[Element data from apps and pages]
- - - - -

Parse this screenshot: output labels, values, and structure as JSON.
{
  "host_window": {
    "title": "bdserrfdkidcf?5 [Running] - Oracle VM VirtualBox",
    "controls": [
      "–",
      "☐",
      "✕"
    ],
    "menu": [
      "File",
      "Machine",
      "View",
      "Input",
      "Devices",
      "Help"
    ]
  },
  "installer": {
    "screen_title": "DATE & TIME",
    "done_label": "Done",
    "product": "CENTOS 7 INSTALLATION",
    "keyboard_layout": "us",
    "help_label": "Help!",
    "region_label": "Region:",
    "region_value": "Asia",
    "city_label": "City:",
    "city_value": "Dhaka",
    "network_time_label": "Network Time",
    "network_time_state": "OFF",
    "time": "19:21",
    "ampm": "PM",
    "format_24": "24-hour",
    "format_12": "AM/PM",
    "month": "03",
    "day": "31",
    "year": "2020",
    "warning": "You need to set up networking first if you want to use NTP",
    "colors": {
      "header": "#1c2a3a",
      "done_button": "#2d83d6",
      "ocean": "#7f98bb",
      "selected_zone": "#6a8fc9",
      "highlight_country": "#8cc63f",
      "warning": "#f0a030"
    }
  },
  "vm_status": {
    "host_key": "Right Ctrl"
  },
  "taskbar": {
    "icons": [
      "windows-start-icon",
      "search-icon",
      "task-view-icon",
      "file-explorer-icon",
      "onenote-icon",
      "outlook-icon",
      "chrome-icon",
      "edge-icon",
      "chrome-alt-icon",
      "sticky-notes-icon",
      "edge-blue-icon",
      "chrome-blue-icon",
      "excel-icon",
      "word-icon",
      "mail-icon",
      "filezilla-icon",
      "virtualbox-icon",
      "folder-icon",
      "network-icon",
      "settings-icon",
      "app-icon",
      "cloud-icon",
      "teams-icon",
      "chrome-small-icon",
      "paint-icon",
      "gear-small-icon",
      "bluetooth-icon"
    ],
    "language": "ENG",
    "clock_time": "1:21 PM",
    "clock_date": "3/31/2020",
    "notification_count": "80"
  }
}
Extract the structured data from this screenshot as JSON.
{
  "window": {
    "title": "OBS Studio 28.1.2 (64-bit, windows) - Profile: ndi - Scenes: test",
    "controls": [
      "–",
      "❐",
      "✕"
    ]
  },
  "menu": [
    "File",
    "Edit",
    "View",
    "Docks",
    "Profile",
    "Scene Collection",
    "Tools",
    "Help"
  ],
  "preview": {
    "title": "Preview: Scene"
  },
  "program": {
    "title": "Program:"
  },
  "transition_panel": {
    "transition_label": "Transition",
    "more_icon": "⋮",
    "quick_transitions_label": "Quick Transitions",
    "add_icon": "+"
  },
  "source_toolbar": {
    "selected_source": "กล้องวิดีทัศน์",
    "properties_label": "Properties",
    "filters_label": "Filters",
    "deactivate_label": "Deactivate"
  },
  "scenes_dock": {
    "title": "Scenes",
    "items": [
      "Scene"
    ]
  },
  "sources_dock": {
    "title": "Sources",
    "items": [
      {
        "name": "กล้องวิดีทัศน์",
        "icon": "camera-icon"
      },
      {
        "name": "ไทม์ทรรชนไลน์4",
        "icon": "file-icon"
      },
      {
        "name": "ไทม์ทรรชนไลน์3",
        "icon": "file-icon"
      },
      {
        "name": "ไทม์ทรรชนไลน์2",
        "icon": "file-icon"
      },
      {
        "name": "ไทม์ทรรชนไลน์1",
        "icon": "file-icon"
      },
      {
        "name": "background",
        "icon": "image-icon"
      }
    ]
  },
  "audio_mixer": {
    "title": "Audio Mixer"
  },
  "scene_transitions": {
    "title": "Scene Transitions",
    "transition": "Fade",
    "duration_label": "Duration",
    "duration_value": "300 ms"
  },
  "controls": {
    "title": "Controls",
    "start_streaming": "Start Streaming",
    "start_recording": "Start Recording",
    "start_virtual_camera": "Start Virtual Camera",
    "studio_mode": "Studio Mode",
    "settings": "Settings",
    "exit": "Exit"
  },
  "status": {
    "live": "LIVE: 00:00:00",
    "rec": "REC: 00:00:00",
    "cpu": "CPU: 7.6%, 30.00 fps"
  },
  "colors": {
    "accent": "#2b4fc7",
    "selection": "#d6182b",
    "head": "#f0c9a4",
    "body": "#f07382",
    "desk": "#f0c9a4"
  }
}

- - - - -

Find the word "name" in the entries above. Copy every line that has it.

        "name": "กล้องวิดีทัศน์",
        "name": "ไทม์ทรรชนไลน์4",
        "name": "ไทม์ทรรชนไลน์3",
        "name": "ไทม์ทรรชนไลน์2",
        "name": "ไทม์ทรรชนไลน์1",
        "name": "background",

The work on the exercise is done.